If you are not familiar with MQTT, it is very simple protocol — each node connects to a server called a broker. Once connected to the broker, the node can either subscribe to or publish data to the broker.

If we are connected as a subscriber, the broker distributes the data to its subscribers once another node publishes data.

In the remainder of this blog, we are going to create a MQTT example that publishes data to the IBM Watson IoT Platform using the quick start option. Using this option means we do not need to worry about creating or configuring an account.

So, how do we use this in our PetaLinux solution? The first thing we need to do is clone the PAHO MQTT libraries and create a new PetaLinux application.

When we clone the directories, we require the PAHO Embedded C repository; and when offered the choice of OS in different folders, select the Linux folder.

Under the application source, we need to include the PAHO Libraries within the SRC directory.

When it comes to writing the main application, we can easily use the following commands to connect and publish data to the broker:

  • initialize(Iotfclient *client, char *orgId, char *deviceType, char *deviceId, char *authmethod, char *authtoken);
  • publishEvent(Iotfclient *client, char *eventType, char *eventFormat, unsigned char* data, enum QoS qos);

To publish data correctly, it needs to be in the JSON (JavaScript Object Notation) format. JSON is a open format which allows us to transmit human readable attribute-value pairs.

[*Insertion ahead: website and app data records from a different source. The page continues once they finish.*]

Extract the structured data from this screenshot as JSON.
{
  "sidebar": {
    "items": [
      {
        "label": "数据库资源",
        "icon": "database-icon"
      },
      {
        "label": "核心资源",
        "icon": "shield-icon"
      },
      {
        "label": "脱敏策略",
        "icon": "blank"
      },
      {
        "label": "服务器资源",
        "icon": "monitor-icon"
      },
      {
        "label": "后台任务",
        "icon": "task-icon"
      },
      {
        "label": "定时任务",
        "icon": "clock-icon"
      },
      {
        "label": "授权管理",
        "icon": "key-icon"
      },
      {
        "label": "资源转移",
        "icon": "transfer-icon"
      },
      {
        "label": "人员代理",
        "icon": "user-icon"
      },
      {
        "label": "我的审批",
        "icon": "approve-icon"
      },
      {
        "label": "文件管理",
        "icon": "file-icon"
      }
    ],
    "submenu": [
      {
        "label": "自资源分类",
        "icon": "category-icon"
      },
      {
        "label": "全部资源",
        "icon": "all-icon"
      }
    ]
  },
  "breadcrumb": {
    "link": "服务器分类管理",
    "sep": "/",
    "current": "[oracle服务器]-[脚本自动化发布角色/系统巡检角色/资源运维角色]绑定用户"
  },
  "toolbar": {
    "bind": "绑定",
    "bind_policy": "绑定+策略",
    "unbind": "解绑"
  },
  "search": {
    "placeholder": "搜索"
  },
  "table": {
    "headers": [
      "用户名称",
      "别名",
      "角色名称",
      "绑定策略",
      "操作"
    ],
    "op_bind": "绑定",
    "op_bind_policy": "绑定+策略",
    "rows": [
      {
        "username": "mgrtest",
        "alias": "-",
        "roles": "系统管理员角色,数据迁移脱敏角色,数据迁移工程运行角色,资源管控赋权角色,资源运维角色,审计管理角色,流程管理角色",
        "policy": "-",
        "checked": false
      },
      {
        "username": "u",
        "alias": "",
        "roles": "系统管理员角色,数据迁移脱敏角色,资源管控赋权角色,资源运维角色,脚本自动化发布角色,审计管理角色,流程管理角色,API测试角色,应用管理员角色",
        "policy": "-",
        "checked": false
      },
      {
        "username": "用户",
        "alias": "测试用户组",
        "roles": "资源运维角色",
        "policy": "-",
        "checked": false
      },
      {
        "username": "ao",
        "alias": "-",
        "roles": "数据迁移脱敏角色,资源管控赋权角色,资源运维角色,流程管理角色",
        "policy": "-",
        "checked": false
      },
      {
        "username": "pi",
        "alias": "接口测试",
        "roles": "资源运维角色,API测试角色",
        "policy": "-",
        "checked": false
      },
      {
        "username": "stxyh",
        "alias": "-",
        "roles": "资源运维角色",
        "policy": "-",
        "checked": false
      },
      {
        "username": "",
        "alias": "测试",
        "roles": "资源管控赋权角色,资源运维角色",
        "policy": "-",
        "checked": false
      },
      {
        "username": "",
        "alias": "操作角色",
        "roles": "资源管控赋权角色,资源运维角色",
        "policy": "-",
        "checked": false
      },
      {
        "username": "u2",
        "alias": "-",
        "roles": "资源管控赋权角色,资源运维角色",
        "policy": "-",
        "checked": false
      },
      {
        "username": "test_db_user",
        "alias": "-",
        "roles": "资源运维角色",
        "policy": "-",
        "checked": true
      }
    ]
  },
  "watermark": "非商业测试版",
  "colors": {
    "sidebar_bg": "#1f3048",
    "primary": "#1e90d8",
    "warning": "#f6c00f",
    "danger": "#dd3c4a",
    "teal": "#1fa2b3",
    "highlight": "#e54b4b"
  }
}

A JSON attribute value pair is contained between {} with the attribute declared as text using “” and separated from the value with a :

Inside the JSON object we can have multiple attribute-value pairs separated using a comma.

In our C application running on the MicroBlaze, we can create a JSON string using the sprintf command as shown below:

sprintf(json_str, “{\”d\” : { \”Sine\”: %d}}”,data);

With the JSON string correctly formatted, we can then push this to the broker using the publishEvent call.

When I ran the code which captured a simple sine wave, the image below this was what I could see on the IBM Watson cloud using the quick start function. (Note this application should run on any MicroBlaze processor running PetaLinux.)

If we want to subscribe to a feed, we can use the function:

  • subscribeCommands(Iotfclient *client);

Now we know how we can work with a MQTT broker, we can also start working with additional Internet of Things technologies such as IFTTT to connect out FPGA to the wider world of applications.

I have uploaded the application to GitHub.

See My FPGA / SoC Projects: Adam Taylor on Hackster.io

Get the Code: ATaylorCEngFIET (Adam Taylor)

Access the MicroZed Chronicles Archives with over 290 articles on the Zynq / Zynq MpSoC updated weekly at MicroZed Chronicles.

Adam Taylor
Adam Taylor is an expert in design and development of embedded systems and FPGA’s for several end applications (Space, Defense, Automotive)
Latest articles
Sponsored articles
Related articles
Latest articles
Read more
Related articles